EXERCISE REQUIREMENTS:
Print all of the data exactly, but drop the pictures.

# # # # # # #

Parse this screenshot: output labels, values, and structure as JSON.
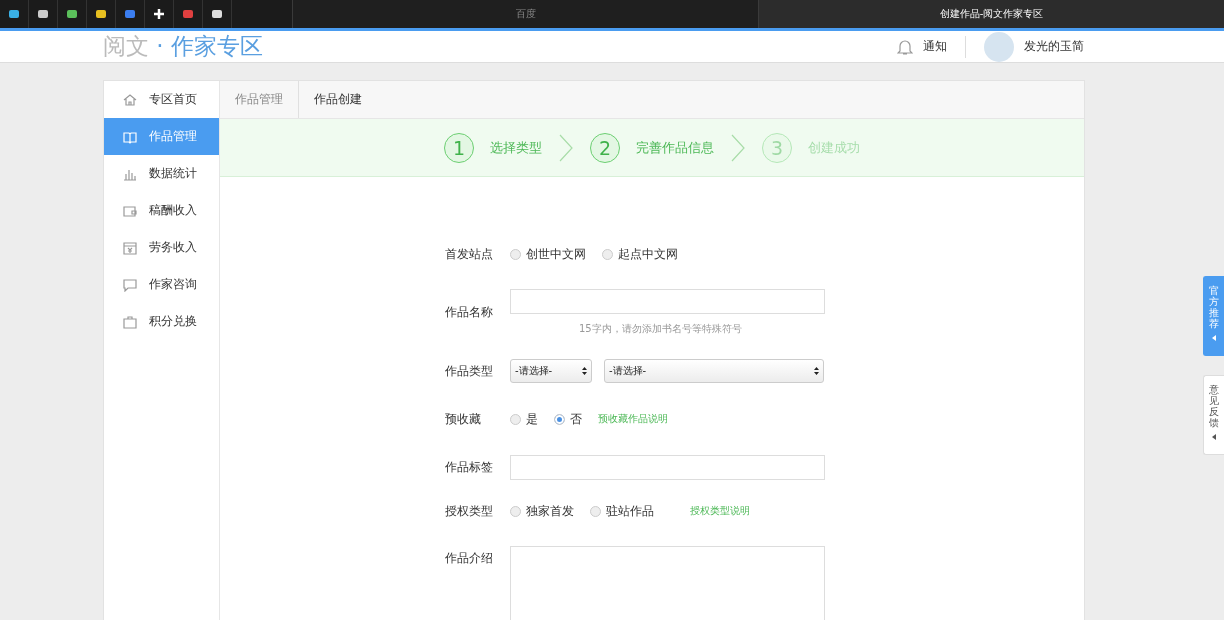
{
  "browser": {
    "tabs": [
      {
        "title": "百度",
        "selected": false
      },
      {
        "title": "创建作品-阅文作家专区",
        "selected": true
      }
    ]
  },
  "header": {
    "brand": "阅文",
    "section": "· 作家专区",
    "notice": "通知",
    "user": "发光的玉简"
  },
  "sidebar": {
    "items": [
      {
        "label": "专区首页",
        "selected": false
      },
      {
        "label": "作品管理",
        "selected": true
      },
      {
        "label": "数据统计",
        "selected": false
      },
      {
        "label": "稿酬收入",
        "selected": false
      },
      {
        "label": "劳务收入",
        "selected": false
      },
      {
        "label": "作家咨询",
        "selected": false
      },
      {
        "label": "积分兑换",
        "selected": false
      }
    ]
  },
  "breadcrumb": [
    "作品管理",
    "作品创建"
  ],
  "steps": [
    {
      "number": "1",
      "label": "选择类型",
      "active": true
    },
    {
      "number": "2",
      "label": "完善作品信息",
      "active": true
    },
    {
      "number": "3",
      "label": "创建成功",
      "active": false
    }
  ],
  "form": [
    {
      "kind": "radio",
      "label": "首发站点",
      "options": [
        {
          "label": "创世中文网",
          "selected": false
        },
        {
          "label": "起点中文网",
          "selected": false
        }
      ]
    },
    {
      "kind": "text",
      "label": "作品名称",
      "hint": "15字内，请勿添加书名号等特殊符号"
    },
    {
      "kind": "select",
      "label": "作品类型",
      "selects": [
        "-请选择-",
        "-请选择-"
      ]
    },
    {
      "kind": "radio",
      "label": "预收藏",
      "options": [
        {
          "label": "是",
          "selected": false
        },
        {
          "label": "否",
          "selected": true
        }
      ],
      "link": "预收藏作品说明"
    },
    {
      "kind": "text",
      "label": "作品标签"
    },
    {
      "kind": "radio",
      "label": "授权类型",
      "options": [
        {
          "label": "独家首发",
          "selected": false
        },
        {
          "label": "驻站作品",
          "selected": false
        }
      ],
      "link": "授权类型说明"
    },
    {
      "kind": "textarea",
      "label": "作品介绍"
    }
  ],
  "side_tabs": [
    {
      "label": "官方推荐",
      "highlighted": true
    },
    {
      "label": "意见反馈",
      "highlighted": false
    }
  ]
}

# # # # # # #

SOLUTION TO THE EXERCISE:
Parse this screenshot: output labels, values, and structure as JSON.
{
  "browser": {
    "tabs": [
      {
        "title": "百度",
        "selected": false
      },
      {
        "title": "创建作品-阅文作家专区",
        "selected": true
      }
    ]
  },
  "header": {
    "brand": "阅文",
    "section": "· 作家专区",
    "notice": "通知",
    "user": "发光的玉简"
  },
  "sidebar": {
    "items": [
      {
        "label": "专区首页",
        "selected": false
      },
      {
        "label": "作品管理",
        "selected": true
      },
      {
        "label": "数据统计",
        "selected": false
      },
      {
        "label": "稿酬收入",
        "selected": false
      },
      {
        "label": "劳务收入",
        "selected": false
      },
      {
        "label": "作家咨询",
        "selected": false
      },
      {
        "label": "积分兑换",
        "selected": false
      }
    ]
  },
  "breadcrumb": [
    "作品管理",
    "作品创建"
  ],
  "steps": [
    {
      "number": "1",
      "label": "选择类型",
      "active": true
    },
    {
      "number": "2",
      "label": "完善作品信息",
      "active": true
    },
    {
      "number": "3",
      "label": "创建成功",
      "active": false
    }
  ],
  "form": [
    {
      "kind": "radio",
      "label": "首发站点",
      "options": [
        {
          "label": "创世中文网",
          "selected": false
        },
        {
          "label": "起点中文网",
          "selected": false
        }
      ]
    },
    {
      "kind": "text",
      "label": "作品名称",
      "hint": "15字内，请勿添加书名号等特殊符号"
    },
    {
      "kind": "select",
      "label": "作品类型",
      "selects": [
        "-请选择-",
        "-请选择-"
      ]
    },
    {
      "kind": "radio",
      "label": "预收藏",
      "options": [
        {
          "label": "是",
          "selected": false
        },
        {
          "label": "否",
          "selected": true
        }
      ],
      "link": "预收藏作品说明"
    },
    {
      "kind": "text",
      "label": "作品标签"
    },
    {
      "kind": "radio",
      "label": "授权类型",
      "options": [
        {
          "label": "独家首发",
          "selected": false
        },
        {
          "label": "驻站作品",
          "selected": false
        }
      ],
      "link": "授权类型说明"
    },
    {
      "kind": "textarea",
      "label": "作品介绍"
    }
  ],
  "side_tabs": [
    {
      "label": "官方推荐",
      "highlighted": true
    },
    {
      "label": "意见反馈",
      "highlighted": false
    }
  ]
}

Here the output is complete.